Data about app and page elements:
------------------------

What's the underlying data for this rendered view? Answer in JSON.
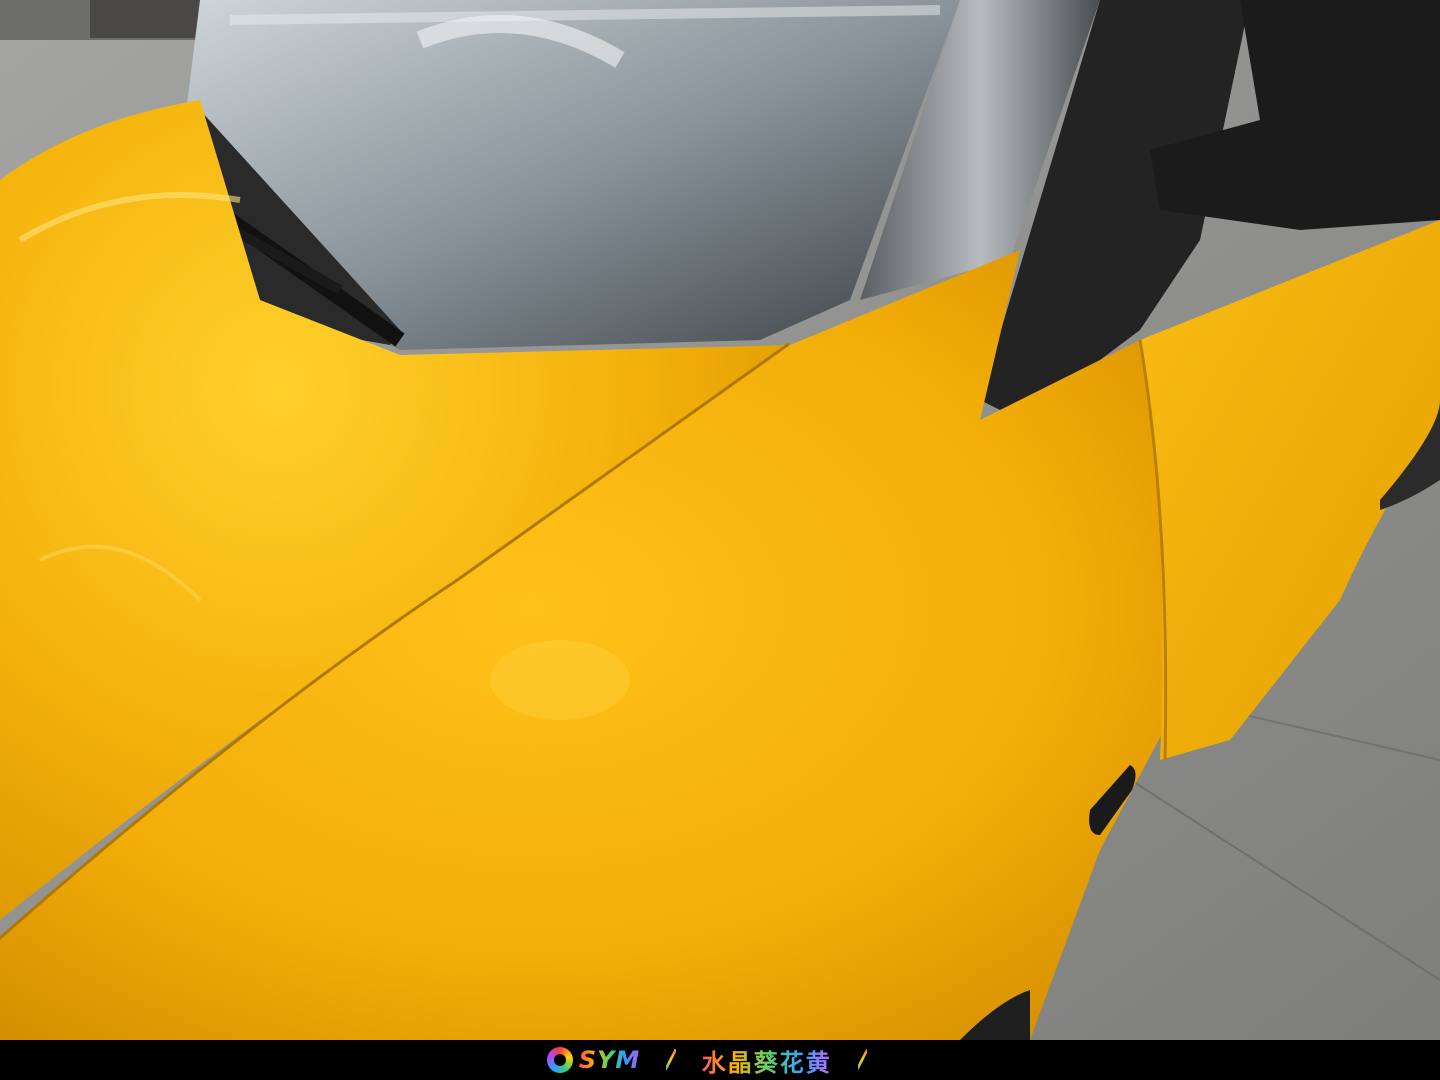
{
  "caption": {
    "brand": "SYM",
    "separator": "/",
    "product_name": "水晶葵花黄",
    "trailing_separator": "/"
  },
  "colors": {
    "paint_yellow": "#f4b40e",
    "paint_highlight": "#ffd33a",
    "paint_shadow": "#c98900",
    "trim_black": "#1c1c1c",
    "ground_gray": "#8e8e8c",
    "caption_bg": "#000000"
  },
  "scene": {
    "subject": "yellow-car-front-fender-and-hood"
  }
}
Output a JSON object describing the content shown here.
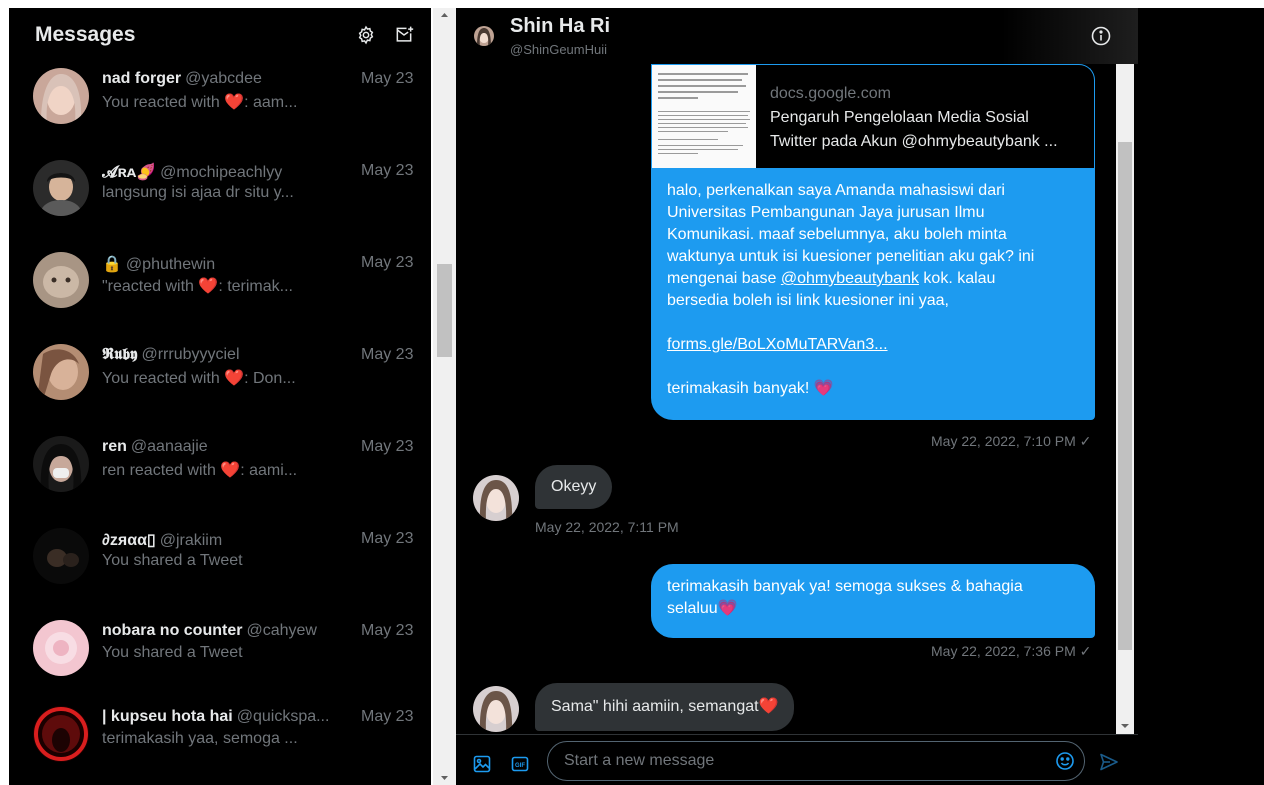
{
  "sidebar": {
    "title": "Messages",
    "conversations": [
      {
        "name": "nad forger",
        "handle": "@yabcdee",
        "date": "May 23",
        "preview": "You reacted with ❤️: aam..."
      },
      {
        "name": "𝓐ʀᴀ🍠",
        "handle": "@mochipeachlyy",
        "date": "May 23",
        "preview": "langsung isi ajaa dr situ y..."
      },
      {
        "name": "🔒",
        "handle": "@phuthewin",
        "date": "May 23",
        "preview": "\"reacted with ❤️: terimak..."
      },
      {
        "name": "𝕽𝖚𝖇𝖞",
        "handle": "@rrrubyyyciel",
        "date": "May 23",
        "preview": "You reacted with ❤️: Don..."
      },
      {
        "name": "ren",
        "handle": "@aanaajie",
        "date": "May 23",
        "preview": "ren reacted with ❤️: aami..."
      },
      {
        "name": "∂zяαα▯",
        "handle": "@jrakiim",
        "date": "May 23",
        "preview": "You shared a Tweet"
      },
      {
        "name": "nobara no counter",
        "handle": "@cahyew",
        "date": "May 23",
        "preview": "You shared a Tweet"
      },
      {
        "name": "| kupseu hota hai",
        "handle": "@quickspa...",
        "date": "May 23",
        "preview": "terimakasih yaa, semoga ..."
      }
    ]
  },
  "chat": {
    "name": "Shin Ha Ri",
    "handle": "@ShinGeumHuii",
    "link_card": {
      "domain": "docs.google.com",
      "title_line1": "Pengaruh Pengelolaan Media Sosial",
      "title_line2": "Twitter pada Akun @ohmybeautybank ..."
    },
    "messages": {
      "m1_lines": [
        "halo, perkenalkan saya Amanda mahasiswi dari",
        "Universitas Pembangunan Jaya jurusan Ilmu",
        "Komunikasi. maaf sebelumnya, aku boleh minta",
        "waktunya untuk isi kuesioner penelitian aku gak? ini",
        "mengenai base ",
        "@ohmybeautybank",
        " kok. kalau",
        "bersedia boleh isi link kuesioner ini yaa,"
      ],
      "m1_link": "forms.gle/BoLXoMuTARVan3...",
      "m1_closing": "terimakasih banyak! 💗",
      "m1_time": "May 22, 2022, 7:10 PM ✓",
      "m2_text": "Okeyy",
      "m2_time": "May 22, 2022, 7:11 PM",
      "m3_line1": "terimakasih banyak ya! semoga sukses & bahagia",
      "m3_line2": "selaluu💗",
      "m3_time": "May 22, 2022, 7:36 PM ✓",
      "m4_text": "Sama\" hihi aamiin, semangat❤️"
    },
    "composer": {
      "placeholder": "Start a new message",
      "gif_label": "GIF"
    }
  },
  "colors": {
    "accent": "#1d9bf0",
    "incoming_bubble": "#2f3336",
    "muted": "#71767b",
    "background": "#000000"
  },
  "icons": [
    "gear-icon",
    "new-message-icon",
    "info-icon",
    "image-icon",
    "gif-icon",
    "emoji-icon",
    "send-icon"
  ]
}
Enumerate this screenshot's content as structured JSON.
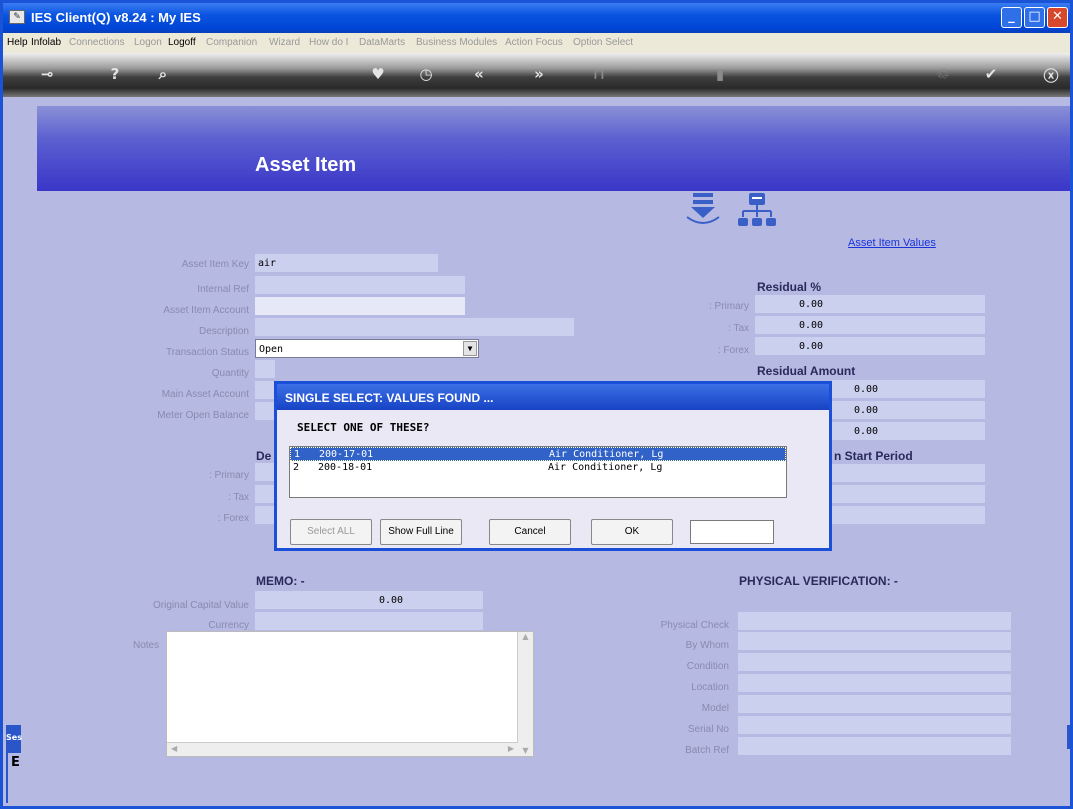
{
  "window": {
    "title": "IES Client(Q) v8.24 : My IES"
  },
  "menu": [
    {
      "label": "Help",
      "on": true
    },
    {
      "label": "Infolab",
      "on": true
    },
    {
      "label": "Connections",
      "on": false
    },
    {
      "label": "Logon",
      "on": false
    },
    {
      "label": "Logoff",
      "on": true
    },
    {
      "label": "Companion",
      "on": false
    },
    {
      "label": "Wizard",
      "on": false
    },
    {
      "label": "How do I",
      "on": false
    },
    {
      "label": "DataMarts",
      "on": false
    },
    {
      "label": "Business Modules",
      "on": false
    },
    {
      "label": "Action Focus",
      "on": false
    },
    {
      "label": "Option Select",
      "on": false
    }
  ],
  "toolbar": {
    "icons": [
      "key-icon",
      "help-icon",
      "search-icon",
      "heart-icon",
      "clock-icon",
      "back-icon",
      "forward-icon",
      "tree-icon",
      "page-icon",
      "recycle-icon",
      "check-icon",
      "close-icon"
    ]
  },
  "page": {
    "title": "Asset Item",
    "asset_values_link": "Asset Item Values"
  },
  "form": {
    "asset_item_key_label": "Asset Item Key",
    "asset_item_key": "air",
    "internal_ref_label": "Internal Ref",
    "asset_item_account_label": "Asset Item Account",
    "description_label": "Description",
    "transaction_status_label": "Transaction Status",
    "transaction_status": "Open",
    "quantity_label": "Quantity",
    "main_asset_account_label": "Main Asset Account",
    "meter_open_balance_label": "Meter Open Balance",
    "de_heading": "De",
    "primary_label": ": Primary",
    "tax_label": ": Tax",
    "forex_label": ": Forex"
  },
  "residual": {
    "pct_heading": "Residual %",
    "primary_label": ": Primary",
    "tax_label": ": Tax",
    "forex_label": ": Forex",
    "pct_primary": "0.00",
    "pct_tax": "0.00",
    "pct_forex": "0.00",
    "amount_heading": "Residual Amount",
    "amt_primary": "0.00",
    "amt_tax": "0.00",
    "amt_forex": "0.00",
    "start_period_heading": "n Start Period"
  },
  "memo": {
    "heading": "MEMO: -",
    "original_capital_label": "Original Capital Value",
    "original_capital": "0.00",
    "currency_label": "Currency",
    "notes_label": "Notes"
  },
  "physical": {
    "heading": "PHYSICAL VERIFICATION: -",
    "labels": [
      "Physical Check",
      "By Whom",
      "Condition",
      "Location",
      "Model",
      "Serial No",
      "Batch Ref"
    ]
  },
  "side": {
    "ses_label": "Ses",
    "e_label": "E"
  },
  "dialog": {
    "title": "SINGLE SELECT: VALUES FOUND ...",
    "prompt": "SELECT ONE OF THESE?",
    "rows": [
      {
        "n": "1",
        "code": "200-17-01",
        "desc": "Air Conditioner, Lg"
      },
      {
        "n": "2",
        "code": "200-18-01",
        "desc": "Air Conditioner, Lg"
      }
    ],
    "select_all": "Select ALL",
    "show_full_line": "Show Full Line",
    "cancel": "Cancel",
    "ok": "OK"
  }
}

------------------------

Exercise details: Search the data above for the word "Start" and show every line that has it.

Exercise solution:
      "placeholder": "Start a new message",
    "start_period_heading": "n Start Period"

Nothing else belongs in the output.